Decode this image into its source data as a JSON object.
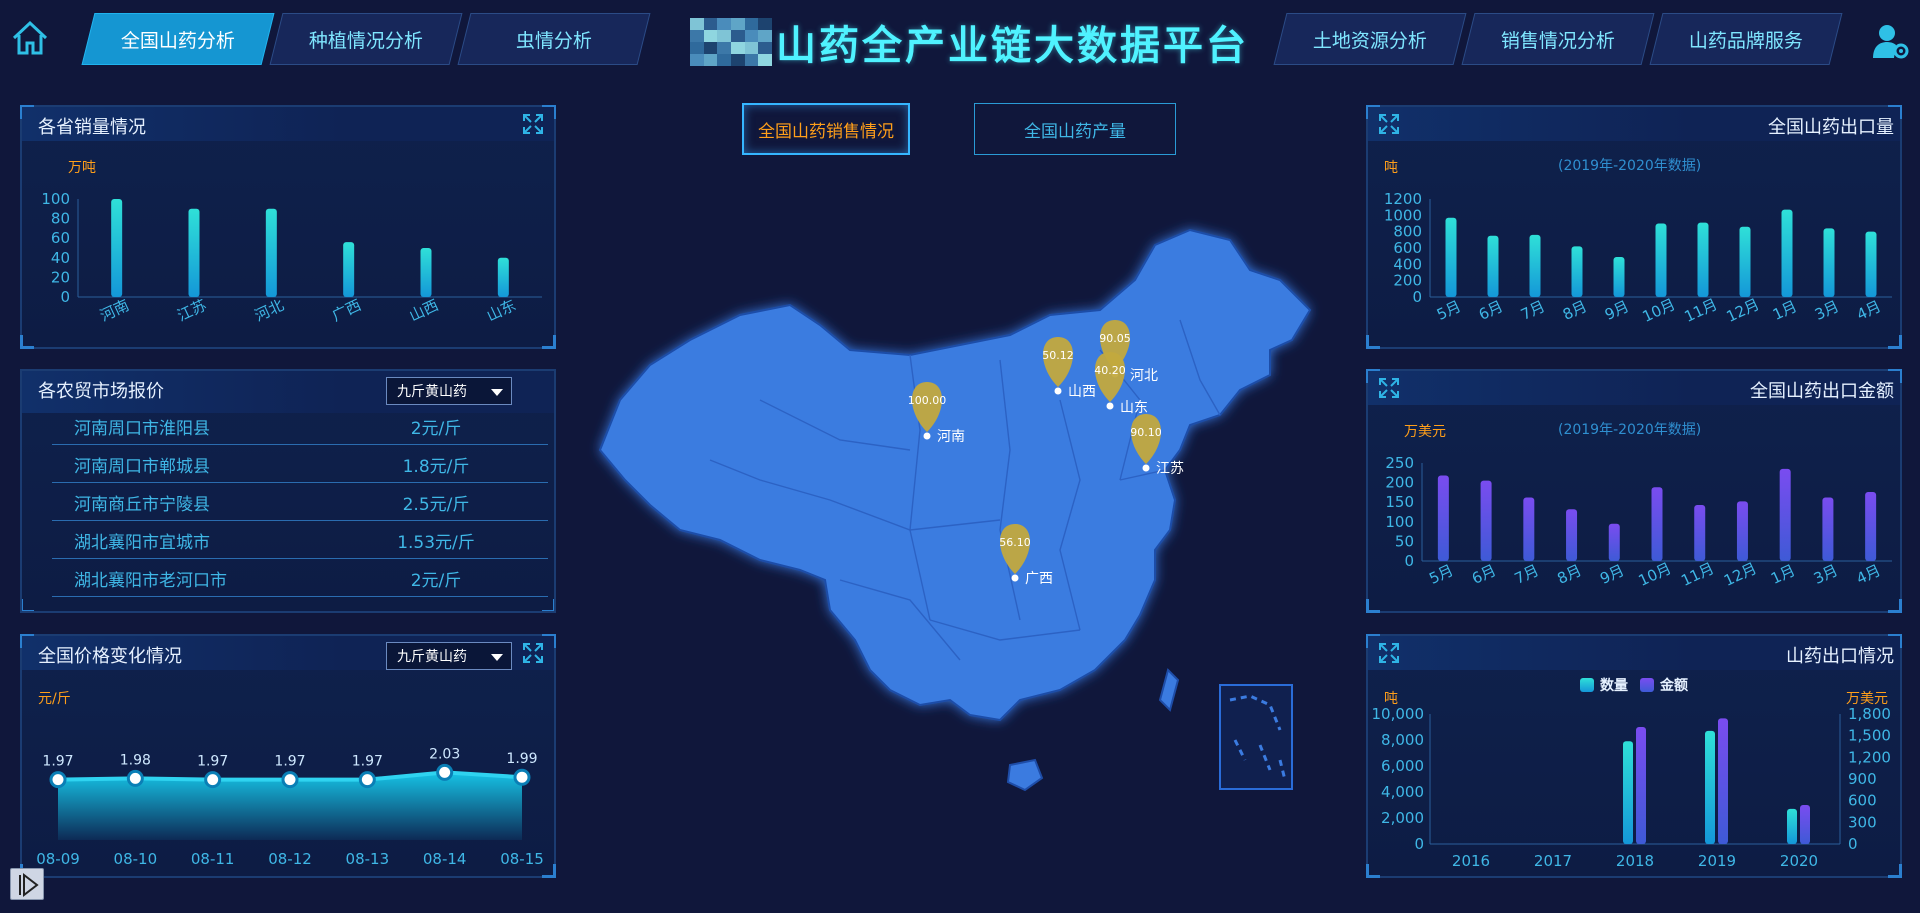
{
  "nav": {
    "left": [
      "全国山药分析",
      "种植情况分析",
      "虫情分析"
    ],
    "right": [
      "土地资源分析",
      "销售情况分析",
      "山药品牌服务"
    ],
    "active_index": 0
  },
  "title": "山药全产业链大数据平台",
  "toggles": [
    "全国山药销售情况",
    "全国山药产量"
  ],
  "colors": {
    "accent": "#4ff2ff",
    "active_nav": "#1596d2",
    "orange": "#ff9f1a",
    "teal_bar": "#28d3d6",
    "purple_bar": "#6a45e6",
    "map_fill": "#3a7be0",
    "pin": "#c2a93e"
  },
  "icons": {
    "home": "home-icon",
    "user": "user-settings-icon",
    "expand": "expand-icon",
    "play": "play-icon"
  },
  "panels": {
    "province_sales": {
      "title": "各省销量情况",
      "unit": "万吨"
    },
    "market_prices": {
      "title": "各农贸市场报价",
      "dropdown": "九斤黄山药",
      "rows": [
        {
          "loc": "河南周口市淮阳县",
          "price": "2元/斤"
        },
        {
          "loc": "河南周口市郸城县",
          "price": "1.8元/斤"
        },
        {
          "loc": "河南商丘市宁陵县",
          "price": "2.5元/斤"
        },
        {
          "loc": "湖北襄阳市宜城市",
          "price": "1.53元/斤"
        },
        {
          "loc": "湖北襄阳市老河口市",
          "price": "2元/斤"
        }
      ]
    },
    "price_trend": {
      "title": "全国价格变化情况",
      "dropdown": "九斤黄山药",
      "unit": "元/斤"
    },
    "export_volume": {
      "title": "全国山药出口量",
      "unit": "吨",
      "subtitle": "(2019年-2020年数据)"
    },
    "export_amount": {
      "title": "全国山药出口金额",
      "unit": "万美元",
      "subtitle": "(2019年-2020年数据)"
    },
    "export_status": {
      "title": "山药出口情况",
      "unit_left": "吨",
      "unit_right": "万美元"
    }
  },
  "map": {
    "pins": [
      {
        "name": "河南",
        "value": "100.00"
      },
      {
        "name": "山西",
        "value": "50.12"
      },
      {
        "name": "河北",
        "value": "90.05"
      },
      {
        "name": "山东",
        "value": "40.20"
      },
      {
        "name": "江苏",
        "value": "90.10"
      },
      {
        "name": "广西",
        "value": "56.10"
      }
    ]
  },
  "chart_data": [
    {
      "type": "bar",
      "title": "各省销量情况",
      "ylabel": "万吨",
      "categories": [
        "河南",
        "江苏",
        "河北",
        "广西",
        "山西",
        "山东"
      ],
      "values": [
        100,
        90,
        90,
        56,
        50,
        40
      ],
      "ylim": [
        0,
        100
      ],
      "yticks": [
        0,
        20,
        40,
        60,
        80,
        100
      ]
    },
    {
      "type": "area",
      "title": "全国价格变化情况",
      "ylabel": "元/斤",
      "categories": [
        "08-09",
        "08-10",
        "08-11",
        "08-12",
        "08-13",
        "08-14",
        "08-15"
      ],
      "values": [
        1.97,
        1.98,
        1.97,
        1.97,
        1.97,
        2.03,
        1.99
      ]
    },
    {
      "type": "bar",
      "title": "全国山药出口量",
      "subtitle": "(2019年-2020年数据)",
      "ylabel": "吨",
      "categories": [
        "5月",
        "6月",
        "7月",
        "8月",
        "9月",
        "10月",
        "11月",
        "12月",
        "1月",
        "3月",
        "4月"
      ],
      "values": [
        970,
        750,
        760,
        620,
        490,
        900,
        910,
        860,
        1070,
        840,
        800
      ],
      "ylim": [
        0,
        1200
      ],
      "yticks": [
        0,
        200,
        400,
        600,
        800,
        1000,
        1200
      ]
    },
    {
      "type": "bar",
      "title": "全国山药出口金额",
      "subtitle": "(2019年-2020年数据)",
      "ylabel": "万美元",
      "categories": [
        "5月",
        "6月",
        "7月",
        "8月",
        "9月",
        "10月",
        "11月",
        "12月",
        "1月",
        "3月",
        "4月"
      ],
      "values": [
        218,
        205,
        162,
        132,
        95,
        188,
        143,
        152,
        235,
        162,
        176
      ],
      "ylim": [
        0,
        250
      ],
      "yticks": [
        0,
        50,
        100,
        150,
        200,
        250
      ]
    },
    {
      "type": "bar",
      "title": "山药出口情况",
      "categories": [
        "2016",
        "2017",
        "2018",
        "2019",
        "2020"
      ],
      "series": [
        {
          "name": "数量",
          "axis": "left",
          "unit": "吨",
          "values": [
            0,
            0,
            7900,
            8700,
            2700
          ]
        },
        {
          "name": "金额",
          "axis": "right",
          "unit": "万美元",
          "values": [
            0,
            0,
            1620,
            1740,
            540
          ]
        }
      ],
      "ylim_left": [
        0,
        10000
      ],
      "ylim_right": [
        0,
        1800
      ],
      "yticks_left": [
        "0",
        "2,000",
        "4,000",
        "6,000",
        "8,000",
        "10,000"
      ],
      "yticks_right": [
        "0",
        "300",
        "600",
        "900",
        "1,200",
        "1,500",
        "1,800"
      ],
      "legend": "top-center"
    }
  ]
}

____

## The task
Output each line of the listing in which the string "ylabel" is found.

## Solution for this task
      "ylabel": "万吨",
      "ylabel": "元/斤",
      "ylabel": "吨",
      "ylabel": "万美元",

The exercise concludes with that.